Who else read RFC 124? It has a really funny title: “A Component Model for OSGi”. Yeah, that really speaks for itself. Just repeat it a few times and let it settle for a while. So, RFC 124 wants to create a component model for a component model. Funny, eh?
But is that really what people need? Maybe I just don’t get it but I thought the real problem was that programming OSGi is too verbose.
Well, I’m certainly not arguing against that. Programming OSGi is verbose. When creating services you need to write additional code to maintain their registrations. When consuming services you need to write additional code to track available services. Last but not least you need some plumbing around.
Dependency injection seems like a valid solution to make programming less verbose. Imagine you get references to your services injected magically when your object is created. You suddenly don’t have to deal with all this additional OSGi specific code anymore. Of course it’s so great that you also want it for all the other objects in your code. You want to inject arbitrary objects into your objects which aren’t necessarily exposed as OSGi services. That sounds great, doesn’t it?
What a bummer!
Suddenly you find yourself in all that XML which is even more verbose than OSGi was before. Your code is harder to analyze because a simple “ctrl+shift+g” won’t do the job anymore. You traded development efficiency for pseudo flexibility. But I’m loosing the point.
I just wanted to raise a few questions that came into my mind when reading RFC 124.
- Why must the bundle symbolic name be fixed? Why can’t it be
- Why do I need eight and a half pages of XML schema definitions?
- Why is it coupled to XML at all?
- Oh and why does the introduction start with “The OSGi Alliance needs an amended process for the creation and approval of press releases. This document will describe the process.”?

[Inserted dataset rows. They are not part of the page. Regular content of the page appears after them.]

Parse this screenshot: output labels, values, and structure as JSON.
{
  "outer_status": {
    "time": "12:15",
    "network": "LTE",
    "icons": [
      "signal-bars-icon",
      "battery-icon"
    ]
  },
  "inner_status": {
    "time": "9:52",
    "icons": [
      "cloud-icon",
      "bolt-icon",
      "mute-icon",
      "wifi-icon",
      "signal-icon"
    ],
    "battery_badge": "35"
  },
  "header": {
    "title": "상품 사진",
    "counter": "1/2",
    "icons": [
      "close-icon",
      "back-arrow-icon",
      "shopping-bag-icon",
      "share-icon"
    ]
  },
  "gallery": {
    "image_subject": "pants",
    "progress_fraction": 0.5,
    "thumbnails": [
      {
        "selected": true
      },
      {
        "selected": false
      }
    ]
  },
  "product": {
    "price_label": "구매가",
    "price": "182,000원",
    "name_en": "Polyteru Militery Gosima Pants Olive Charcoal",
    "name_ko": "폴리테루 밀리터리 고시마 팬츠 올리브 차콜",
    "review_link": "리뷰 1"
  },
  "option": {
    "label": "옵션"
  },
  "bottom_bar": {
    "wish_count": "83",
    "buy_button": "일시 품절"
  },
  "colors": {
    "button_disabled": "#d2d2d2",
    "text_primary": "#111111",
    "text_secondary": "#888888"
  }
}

I’m sorry but to me this isn’t a real RFC. It’s something that is written for a very specific implementation. It misses implementation flexibility. Frankly, I doubt that we will see any other implementation than Spring DM, which makes me kind of sad because it hurds diversity.